He purposely hung back from the others. His behavior had her worried sick. She'd been setting up some playdates with a few of the other boys in his first-grade class, but they hadn't worked out well.
Johnny preferred to be alone and stay home with her after school. He'd become a very quiet child since Tony's death and was way too attached to her. The psychologist told her to keep finding ways to get him to interact with other kids and not take no for an answer, but she wasn't gaining ground.
He got in the rear seat with his backpack and strapped himself in. She looked over her shoulder at him. "How was school today, honey?"
"We had a substitute."
"Was she fun?"
"It was a man. I didn't like him."
She eyed him in the rearview mirror. "Why do you say that?"
"He made me sit with Danny."
"Isn't he a nice boy?"
"He calls me squirt."
His tear-filled voice brought out every savage maternal instinct to protect him. Praying for inspiration she said, "Do you want to know something?"
"Your father was one of the shortest kids in his class when he was your age. By high school he was five feet ten." The perfect size for Tracy. "That'll happen to you, too. Do you think your father was a squirt?"
"No," he muttered.
"Then forget what Danny said. When we go to Grandma's house, she'll show you lots of pictures to make you feel better."
Of course Johnny couldn't forget. Silence filled the car for the rest of the drive home to their small rental house. She parked in front of the garage. While he scrambled out of the back, she retrieved the mail and they entered through the front door.
Once inside, he raced for the kitchen. "Wash your hands before you eat anything!" He was always hungry for sweets after school.
While her six-year-old grumbled and ran into the bathroom, Tracy went to the kitchen and poured him a glass of milk before she sorted through the mail, mostly ads and bills. Among the assortment she saw a handwritten envelope addressed to Mrs. Anthony Baretta. It had a Jackson, Wyoming, postmark.
She didn't know anyone in Wyoming. Her glance took in the return address. Lundgren's Teton Valley Dude Ranch was printed inside the logo of a mountain peak.

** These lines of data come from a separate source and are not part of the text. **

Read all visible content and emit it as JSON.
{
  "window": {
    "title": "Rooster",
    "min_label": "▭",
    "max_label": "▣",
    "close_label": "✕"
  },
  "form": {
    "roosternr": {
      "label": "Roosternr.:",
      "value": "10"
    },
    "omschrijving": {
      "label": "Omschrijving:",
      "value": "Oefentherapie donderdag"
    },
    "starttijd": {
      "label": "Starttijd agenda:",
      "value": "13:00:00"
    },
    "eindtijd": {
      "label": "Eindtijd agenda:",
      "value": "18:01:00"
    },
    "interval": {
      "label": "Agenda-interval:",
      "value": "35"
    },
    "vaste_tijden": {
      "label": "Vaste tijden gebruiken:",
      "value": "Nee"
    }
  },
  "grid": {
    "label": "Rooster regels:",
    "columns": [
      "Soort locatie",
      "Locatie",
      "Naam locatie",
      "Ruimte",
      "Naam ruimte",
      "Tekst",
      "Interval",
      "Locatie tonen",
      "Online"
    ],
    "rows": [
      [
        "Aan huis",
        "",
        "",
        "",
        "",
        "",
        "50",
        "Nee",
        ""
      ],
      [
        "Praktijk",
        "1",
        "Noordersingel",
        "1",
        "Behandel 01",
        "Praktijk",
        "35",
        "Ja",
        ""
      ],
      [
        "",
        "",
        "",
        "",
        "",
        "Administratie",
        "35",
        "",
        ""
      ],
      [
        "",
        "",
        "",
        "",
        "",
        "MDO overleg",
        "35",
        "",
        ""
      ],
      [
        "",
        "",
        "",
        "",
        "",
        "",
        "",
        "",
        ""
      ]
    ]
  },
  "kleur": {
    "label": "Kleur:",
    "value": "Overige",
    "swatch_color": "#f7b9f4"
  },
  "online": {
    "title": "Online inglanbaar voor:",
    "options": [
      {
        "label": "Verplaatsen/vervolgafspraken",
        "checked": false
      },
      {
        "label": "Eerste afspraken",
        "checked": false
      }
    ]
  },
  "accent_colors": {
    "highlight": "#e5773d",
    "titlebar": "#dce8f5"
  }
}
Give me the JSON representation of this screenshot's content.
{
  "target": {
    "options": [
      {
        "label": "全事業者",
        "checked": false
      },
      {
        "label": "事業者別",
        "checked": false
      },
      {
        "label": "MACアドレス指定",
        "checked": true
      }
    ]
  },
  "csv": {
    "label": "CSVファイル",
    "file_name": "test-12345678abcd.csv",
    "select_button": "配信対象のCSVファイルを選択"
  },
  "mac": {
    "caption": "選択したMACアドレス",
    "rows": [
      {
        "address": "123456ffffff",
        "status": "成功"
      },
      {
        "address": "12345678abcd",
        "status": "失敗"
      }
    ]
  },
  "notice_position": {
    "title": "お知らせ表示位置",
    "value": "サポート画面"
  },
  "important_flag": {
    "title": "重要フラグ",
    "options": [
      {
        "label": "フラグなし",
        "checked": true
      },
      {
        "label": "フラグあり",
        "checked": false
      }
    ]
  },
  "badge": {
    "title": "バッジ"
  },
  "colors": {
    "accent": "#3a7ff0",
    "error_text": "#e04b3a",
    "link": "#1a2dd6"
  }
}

A dude ranch? She'd heard of them all her life, but she'd never been to one. Truth be told, she'd never traveled west of the Mississippi. Every trip had been to Florida, the East Coast, New York City, the Jersey Shore or Toronto. Tony had promised Johnny that when he got out of the service next year, they'd take a big driving trip west, all the way to Disneyland. Another pain shot through her.